-- TASK PROMPT --
Take the entries below and give them back exactly. Leave out nothing.

-- Records contained in a dataset --
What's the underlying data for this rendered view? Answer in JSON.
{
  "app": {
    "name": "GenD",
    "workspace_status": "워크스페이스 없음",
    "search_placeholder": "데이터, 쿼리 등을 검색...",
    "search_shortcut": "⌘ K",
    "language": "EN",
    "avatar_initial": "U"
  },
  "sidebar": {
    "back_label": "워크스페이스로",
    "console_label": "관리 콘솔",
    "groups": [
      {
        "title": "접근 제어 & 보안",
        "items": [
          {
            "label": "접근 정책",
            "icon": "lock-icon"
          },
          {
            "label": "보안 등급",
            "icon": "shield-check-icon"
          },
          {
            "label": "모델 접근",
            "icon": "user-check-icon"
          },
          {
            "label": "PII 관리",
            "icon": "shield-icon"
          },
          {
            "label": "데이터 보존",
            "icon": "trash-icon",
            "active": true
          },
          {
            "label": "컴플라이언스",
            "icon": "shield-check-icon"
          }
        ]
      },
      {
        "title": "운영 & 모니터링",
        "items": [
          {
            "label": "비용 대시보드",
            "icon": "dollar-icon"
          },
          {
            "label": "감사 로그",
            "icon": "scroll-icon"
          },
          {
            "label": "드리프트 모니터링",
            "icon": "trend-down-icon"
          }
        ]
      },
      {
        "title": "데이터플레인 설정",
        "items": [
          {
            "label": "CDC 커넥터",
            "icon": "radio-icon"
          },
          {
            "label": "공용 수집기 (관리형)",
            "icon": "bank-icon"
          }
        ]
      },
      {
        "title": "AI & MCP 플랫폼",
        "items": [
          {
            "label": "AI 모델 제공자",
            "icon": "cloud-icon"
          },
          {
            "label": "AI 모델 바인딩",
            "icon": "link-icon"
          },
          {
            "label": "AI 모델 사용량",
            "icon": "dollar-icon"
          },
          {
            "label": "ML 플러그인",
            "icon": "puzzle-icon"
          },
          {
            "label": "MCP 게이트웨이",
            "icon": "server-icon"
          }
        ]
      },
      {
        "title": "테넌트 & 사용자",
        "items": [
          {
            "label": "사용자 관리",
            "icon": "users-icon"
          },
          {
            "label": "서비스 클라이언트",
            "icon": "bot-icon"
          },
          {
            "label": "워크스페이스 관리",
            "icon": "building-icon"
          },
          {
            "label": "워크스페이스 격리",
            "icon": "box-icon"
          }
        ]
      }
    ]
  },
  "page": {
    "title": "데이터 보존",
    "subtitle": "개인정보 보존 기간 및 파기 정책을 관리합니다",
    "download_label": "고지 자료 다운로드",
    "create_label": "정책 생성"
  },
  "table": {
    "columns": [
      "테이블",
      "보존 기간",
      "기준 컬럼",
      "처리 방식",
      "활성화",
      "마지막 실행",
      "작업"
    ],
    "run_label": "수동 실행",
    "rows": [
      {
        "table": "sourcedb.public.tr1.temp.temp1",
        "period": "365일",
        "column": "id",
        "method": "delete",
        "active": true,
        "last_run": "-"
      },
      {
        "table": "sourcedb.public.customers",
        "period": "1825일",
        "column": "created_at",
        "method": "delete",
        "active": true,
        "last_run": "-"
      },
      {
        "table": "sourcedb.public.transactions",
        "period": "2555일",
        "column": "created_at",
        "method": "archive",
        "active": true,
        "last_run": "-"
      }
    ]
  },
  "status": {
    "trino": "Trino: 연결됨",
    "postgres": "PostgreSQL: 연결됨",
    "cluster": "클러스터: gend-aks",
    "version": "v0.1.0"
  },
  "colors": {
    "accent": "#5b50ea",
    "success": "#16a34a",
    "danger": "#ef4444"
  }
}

-- ANSWER TO THIS EXERCISE --
What's the underlying data for this rendered view? Answer in JSON.
{
  "app": {
    "name": "GenD",
    "workspace_status": "워크스페이스 없음",
    "search_placeholder": "데이터, 쿼리 등을 검색...",
    "search_shortcut": "⌘ K",
    "language": "EN",
    "avatar_initial": "U"
  },
  "sidebar": {
    "back_label": "워크스페이스로",
    "console_label": "관리 콘솔",
    "groups": [
      {
        "title": "접근 제어 & 보안",
        "items": [
          {
            "label": "접근 정책",
            "icon": "lock-icon"
          },
          {
            "label": "보안 등급",
            "icon": "shield-check-icon"
          },
          {
            "label": "모델 접근",
            "icon": "user-check-icon"
          },
          {
            "label": "PII 관리",
            "icon": "shield-icon"
          },
          {
            "label": "데이터 보존",
            "icon": "trash-icon",
            "active": true
          },
          {
            "label": "컴플라이언스",
            "icon": "shield-check-icon"
          }
        ]
      },
      {
        "title": "운영 & 모니터링",
        "items": [
          {
            "label": "비용 대시보드",
            "icon": "dollar-icon"
          },
          {
            "label": "감사 로그",
            "icon": "scroll-icon"
          },
          {
            "label": "드리프트 모니터링",
            "icon": "trend-down-icon"
          }
        ]
      },
      {
        "title": "데이터플레인 설정",
        "items": [
          {
            "label": "CDC 커넥터",
            "icon": "radio-icon"
          },
          {
            "label": "공용 수집기 (관리형)",
            "icon": "bank-icon"
          }
        ]
      },
      {
        "title": "AI & MCP 플랫폼",
        "items": [
          {
            "label": "AI 모델 제공자",
            "icon": "cloud-icon"
          },
          {
            "label": "AI 모델 바인딩",
            "icon": "link-icon"
          },
          {
            "label": "AI 모델 사용량",
            "icon": "dollar-icon"
          },
          {
            "label": "ML 플러그인",
            "icon": "puzzle-icon"
          },
          {
            "label": "MCP 게이트웨이",
            "icon": "server-icon"
          }
        ]
      },
      {
        "title": "테넌트 & 사용자",
        "items": [
          {
            "label": "사용자 관리",
            "icon": "users-icon"
          },
          {
            "label": "서비스 클라이언트",
            "icon": "bot-icon"
          },
          {
            "label": "워크스페이스 관리",
            "icon": "building-icon"
          },
          {
            "label": "워크스페이스 격리",
            "icon": "box-icon"
          }
        ]
      }
    ]
  },
  "page": {
    "title": "데이터 보존",
    "subtitle": "개인정보 보존 기간 및 파기 정책을 관리합니다",
    "download_label": "고지 자료 다운로드",
    "create_label": "정책 생성"
  },
  "table": {
    "columns": [
      "테이블",
      "보존 기간",
      "기준 컬럼",
      "처리 방식",
      "활성화",
      "마지막 실행",
      "작업"
    ],
    "run_label": "수동 실행",
    "rows": [
      {
        "table": "sourcedb.public.tr1.temp.temp1",
        "period": "365일",
        "column": "id",
        "method": "delete",
        "active": true,
        "last_run": "-"
      },
      {
        "table": "sourcedb.public.customers",
        "period": "1825일",
        "column": "created_at",
        "method": "delete",
        "active": true,
        "last_run": "-"
      },
      {
        "table": "sourcedb.public.transactions",
        "period": "2555일",
        "column": "created_at",
        "method": "archive",
        "active": true,
        "last_run": "-"
      }
    ]
  },
  "status": {
    "trino": "Trino: 연결됨",
    "postgres": "PostgreSQL: 연결됨",
    "cluster": "클러스터: gend-aks",
    "version": "v0.1.0"
  },
  "colors": {
    "accent": "#5b50ea",
    "success": "#16a34a",
    "danger": "#ef4444"
  }
}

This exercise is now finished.